Many infections are currently observed in Ethiopia. During pandemics, mortality may be particularly high, reaching 70 percent, although sporadic cases are often more benign. Cardiac involvement is said to be a common complication and is often implicated as a cause of death, although one report involving 63 children did not find evidence of cardiac involvement. Atrioventricular conduction defects occur frequently and may be responsible for sudden death, although tachyarrhythmia’s have also been implicated. Numerous petechiae are observed with a diffuse histiocytic interstitial inflitrate, particularly around small arterioles in the left ventricle.
Aortitis is the most common manifestation of luetic involvement of the cardiovascular system. Aortic regurgitation and coronary ostial narrowing are associated findings. Syphilitic involvement of the myocardium itself in the form of gumma formation is uncommon and usually unsuspected clinically . Involvement of the base of the interventricular septum may result in damage to the conduction system and atrioventicular block. In one case a ruptured left ventricular aneurysm was found as a result of syphilitic endarteritis.
FUNGAL INFECTIONS OF THE HEART
Cardiac fungal infections occur most frequently in patients with malignant disease and/or those receiving chemotherapy, corticosteroids, radiation, or immunosuppressive therapy. Cardiac surgery, intravenous drug abuse, and infection with HIV are also predisposing factors for fungal cardiac involvement; namely
- Acute Trypanosomiasis
These include fever, muscle pains, sweating, hepatosplenomegaly, myocarditis with congestive heart failure, pericardial effusion, and, occasionally, meningoencephalitis. Most patients recover, and their symptoms resolve over several months. Young children most commonly develop clinical acute disease and generally are more seriously ill than adults.
My point is Recirculatory Haemoperfusion™ is the only treatment for the above, without any side effects. There are many patients in my research whose Lyme disease treatment resulted in complications due to JARISH-HERXHEIMER REACTION (JRH).”
For Example: Lyme patients who WERE treated with amoxicillin became very ill after the first dose of antibiotics.

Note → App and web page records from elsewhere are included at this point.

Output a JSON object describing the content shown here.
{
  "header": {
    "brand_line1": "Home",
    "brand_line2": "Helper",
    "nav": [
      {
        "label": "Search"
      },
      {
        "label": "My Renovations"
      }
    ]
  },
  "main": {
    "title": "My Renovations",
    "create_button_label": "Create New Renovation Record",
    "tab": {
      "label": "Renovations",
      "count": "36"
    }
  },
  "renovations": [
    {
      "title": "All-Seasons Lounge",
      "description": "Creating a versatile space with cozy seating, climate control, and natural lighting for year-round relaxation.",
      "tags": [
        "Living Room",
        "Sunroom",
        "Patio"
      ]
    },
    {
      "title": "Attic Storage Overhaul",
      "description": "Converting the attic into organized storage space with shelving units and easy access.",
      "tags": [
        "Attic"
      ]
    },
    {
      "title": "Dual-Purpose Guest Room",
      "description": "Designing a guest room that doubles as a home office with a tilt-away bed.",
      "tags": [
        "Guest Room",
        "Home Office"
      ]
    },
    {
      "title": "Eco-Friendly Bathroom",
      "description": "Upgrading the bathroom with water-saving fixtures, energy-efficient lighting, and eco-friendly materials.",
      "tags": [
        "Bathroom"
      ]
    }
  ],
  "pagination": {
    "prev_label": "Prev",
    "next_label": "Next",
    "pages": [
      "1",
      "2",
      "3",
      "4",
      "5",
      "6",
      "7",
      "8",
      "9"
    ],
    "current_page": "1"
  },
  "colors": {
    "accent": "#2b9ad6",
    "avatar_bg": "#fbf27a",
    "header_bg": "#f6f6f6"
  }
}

They were hypertensive, their temperature shot up, they experienced rigor, some were hypotensive and we started normal saline. This is a systemic illness. The JHR was first noted in association with antibiotic therapy for neurosyphlis. Thus, the administration of antibiotics may bring about JHR.
The patients who were on RHP™ had no JRH and their conditions resolved. All Lyme symptoms and complications abated and clinical testing showed all signs of Lyme infestation were gone from their systems. AND THEIR CONDITIONS RESOLVED.